Cavalli’s debut as an opera composer occurred in the same year he won his post at San Marco. At first, he was an impresario and administrator as well as a composer. At Venice’s first opera house, the Teatro San Cassiano, Cavalli formed a company with a librettist, singer and dancing-master. Despite some initial financial problems, Cavalli’s troupe began to dominate the nascent opera industry. In the 1640s, Cavalli began working with a series of great librettists including Giovanni Francesco Busenello, then a member of the highly influential Accademia degli Incogniti, and his long-time collaborator, the brilliant Giovanni Faustini. Cavalli’s Egisto (1643) was the first of a series of runaway successes, being performed north of the Alps as well as all over the Italian peninsula. More spectacularly successful still was Cavalli’s setting of Cicognini’s Giasone (1649). Performances of this work quickly spread to almost every opera house in Europe.
Cavalli’s fame and success led him in the 1660s to Louis XV’s court in Paris, where his work had a lasting influence on Lully. He died wealthy and lauded, his vast collection of scores bequeathed to his best student Caliari – luckily still extant today.
Cavalli and Cicognini’s Giasone is essentially a story about fidelity and the resilience of the human spirit. But it is in the telling of that story that the composer makes the most remarkable choices about how to guide the audience through the startling variety of emotional journeys that take place therein. Cavalli and his librettist have managed to mix the lighter, more romantic-comic side of the adventure (a conniving Medea and an oversexed Giasone) with the melancholy elements of Isifile’s story (an abandoned woman, on the verge of madness over her lost husband).
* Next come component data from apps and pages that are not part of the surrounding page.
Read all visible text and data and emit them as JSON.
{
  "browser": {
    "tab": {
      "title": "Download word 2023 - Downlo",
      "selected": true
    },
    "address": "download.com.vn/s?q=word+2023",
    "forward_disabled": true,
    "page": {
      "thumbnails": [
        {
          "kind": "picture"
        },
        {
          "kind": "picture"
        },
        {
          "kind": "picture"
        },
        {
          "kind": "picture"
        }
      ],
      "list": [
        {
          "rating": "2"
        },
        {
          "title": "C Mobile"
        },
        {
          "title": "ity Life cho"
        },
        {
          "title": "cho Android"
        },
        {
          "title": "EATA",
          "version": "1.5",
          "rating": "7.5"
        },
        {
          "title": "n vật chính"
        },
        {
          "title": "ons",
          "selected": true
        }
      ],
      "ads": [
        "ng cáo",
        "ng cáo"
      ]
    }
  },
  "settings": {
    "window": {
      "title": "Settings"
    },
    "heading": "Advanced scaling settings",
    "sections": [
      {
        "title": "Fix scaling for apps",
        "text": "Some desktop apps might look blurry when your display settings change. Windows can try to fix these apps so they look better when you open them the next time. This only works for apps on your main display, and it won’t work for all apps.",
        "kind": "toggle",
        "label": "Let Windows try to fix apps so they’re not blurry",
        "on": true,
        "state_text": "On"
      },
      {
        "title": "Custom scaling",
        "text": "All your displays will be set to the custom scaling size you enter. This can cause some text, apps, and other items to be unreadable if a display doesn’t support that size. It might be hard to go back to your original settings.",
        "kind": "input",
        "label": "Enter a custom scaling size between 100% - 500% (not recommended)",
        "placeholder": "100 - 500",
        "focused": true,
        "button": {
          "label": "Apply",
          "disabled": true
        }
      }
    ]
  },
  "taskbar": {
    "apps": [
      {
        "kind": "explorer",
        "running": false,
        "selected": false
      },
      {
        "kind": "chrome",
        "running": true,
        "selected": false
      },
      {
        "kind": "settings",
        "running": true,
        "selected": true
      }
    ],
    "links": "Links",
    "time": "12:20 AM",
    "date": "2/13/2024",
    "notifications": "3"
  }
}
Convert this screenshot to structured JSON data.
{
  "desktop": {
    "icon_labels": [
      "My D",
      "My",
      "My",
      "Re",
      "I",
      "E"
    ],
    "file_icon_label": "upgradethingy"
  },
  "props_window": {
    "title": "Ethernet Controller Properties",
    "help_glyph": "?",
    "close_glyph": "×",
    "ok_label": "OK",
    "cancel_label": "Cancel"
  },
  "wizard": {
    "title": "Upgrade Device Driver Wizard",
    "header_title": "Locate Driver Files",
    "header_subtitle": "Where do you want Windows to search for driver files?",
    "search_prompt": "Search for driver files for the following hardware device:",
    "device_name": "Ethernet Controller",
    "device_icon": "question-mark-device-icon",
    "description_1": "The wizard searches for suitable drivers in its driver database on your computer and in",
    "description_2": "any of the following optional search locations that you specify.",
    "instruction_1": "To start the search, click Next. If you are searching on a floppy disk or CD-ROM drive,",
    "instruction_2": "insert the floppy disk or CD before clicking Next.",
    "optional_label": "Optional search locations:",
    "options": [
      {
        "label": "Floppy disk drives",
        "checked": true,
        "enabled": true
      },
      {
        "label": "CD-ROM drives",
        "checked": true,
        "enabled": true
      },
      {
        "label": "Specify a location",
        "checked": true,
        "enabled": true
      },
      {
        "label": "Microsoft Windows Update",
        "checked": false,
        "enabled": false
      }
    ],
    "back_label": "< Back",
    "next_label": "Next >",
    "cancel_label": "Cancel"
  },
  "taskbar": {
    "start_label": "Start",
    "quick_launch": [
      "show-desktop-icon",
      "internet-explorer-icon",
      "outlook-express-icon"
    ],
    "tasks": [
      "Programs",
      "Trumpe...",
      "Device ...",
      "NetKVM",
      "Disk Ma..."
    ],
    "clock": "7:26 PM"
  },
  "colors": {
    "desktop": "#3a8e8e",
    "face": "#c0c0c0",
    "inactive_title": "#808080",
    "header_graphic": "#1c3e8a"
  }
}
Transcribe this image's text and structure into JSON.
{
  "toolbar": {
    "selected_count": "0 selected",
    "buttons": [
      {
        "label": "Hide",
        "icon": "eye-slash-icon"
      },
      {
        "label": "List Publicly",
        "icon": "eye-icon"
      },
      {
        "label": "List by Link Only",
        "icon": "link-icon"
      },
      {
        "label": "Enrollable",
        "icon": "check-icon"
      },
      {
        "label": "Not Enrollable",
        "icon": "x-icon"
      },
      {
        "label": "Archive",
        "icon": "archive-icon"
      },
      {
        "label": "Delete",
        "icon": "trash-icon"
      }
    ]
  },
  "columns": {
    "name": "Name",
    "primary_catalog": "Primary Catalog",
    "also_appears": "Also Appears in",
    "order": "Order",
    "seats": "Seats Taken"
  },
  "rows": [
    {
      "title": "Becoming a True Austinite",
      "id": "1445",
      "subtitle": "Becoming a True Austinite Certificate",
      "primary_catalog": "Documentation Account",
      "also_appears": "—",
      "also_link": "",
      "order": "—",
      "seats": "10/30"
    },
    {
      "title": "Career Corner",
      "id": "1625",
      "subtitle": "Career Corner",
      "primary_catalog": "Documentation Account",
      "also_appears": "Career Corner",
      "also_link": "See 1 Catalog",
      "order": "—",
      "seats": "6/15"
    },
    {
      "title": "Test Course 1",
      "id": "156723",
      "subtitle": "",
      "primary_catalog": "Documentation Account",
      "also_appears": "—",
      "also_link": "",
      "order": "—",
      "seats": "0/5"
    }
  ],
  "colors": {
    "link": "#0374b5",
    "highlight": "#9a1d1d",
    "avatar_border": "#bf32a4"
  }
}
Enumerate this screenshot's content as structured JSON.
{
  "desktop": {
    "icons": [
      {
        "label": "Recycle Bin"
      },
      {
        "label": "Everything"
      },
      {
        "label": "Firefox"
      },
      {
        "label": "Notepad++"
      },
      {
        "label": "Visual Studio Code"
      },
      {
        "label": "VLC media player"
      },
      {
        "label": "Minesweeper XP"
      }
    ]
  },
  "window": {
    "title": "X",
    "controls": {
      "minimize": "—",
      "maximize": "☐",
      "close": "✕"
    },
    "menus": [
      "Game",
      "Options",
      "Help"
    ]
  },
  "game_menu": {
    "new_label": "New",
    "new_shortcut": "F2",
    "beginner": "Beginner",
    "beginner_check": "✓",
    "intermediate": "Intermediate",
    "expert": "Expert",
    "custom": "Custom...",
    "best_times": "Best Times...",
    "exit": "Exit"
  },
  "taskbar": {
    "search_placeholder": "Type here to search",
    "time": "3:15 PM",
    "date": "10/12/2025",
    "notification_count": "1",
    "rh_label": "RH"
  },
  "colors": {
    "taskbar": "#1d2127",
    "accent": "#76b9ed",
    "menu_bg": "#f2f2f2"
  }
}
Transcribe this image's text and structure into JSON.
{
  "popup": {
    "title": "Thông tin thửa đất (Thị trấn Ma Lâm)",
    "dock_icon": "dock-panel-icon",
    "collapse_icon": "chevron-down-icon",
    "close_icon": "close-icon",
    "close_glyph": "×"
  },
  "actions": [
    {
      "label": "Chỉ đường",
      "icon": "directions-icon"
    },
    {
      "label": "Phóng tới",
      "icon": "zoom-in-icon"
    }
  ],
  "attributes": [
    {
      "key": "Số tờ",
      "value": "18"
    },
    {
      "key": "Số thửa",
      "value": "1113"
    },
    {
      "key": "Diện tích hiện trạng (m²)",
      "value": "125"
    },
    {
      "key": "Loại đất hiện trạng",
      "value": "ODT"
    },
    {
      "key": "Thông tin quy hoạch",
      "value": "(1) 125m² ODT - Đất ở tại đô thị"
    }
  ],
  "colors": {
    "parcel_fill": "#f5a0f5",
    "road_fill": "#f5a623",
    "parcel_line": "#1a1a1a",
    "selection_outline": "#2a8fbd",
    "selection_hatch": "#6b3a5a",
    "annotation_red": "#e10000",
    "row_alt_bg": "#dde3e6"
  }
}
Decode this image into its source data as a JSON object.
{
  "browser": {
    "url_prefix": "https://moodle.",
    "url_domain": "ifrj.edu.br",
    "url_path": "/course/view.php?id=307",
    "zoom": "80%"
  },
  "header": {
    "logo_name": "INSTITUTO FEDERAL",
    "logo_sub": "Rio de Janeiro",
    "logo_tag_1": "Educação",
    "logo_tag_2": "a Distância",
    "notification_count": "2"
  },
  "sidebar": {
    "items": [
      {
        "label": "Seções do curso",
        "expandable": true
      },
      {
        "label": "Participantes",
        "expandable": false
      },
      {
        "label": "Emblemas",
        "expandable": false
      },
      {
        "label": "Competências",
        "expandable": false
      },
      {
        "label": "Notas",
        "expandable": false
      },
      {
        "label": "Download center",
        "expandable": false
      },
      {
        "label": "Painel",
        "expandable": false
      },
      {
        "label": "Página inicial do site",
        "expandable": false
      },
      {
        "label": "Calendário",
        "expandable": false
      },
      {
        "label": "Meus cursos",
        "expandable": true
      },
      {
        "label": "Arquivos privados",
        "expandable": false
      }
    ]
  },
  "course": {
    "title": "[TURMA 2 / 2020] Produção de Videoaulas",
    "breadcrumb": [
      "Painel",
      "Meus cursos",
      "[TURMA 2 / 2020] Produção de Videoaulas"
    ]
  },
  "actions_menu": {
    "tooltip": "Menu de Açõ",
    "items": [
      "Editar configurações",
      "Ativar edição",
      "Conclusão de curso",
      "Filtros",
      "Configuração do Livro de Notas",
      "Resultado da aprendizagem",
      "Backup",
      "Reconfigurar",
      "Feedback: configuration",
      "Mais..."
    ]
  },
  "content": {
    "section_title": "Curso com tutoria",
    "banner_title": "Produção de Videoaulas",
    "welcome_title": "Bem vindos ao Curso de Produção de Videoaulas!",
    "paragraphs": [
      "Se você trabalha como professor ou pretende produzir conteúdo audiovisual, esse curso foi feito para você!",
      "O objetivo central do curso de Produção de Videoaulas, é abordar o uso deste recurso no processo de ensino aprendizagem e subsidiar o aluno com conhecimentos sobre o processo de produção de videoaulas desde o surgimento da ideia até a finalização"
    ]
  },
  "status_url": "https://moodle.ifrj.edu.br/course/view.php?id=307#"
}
The opera becomes by turns a charming and slightly risqué romantic adventure, that holds a bittersweet drama in its very loving embrace. There’s a special kind of electricity and theatricality to the juxtaposition of the drama (and its associated element of danger), and the sweetest comedy. Nestled within the charm of Cavalli’s opera is a genuineness of emotion; a searching for dignity from all of the characters. The royals struggle with love and lust, and how power fades in the throes of thrilling emotion. The world of military structure and honour seems to fall into chaos when beautiful women are within sight. Even those who serve the elite (the assistants, ladies-in-waiting and young sailors) can’t resist the allure of the heart (and the flesh!).
Cavalli has created a fascinating and theatrical world of magical battles and well-timed reconciliations, but in a more moving way, it is the battles and reconciliations of the heart that remind us that what we see and hear on stage is not a ‘far away adventure’, but rather an effective and accurate reflection of how we live, behave and love today.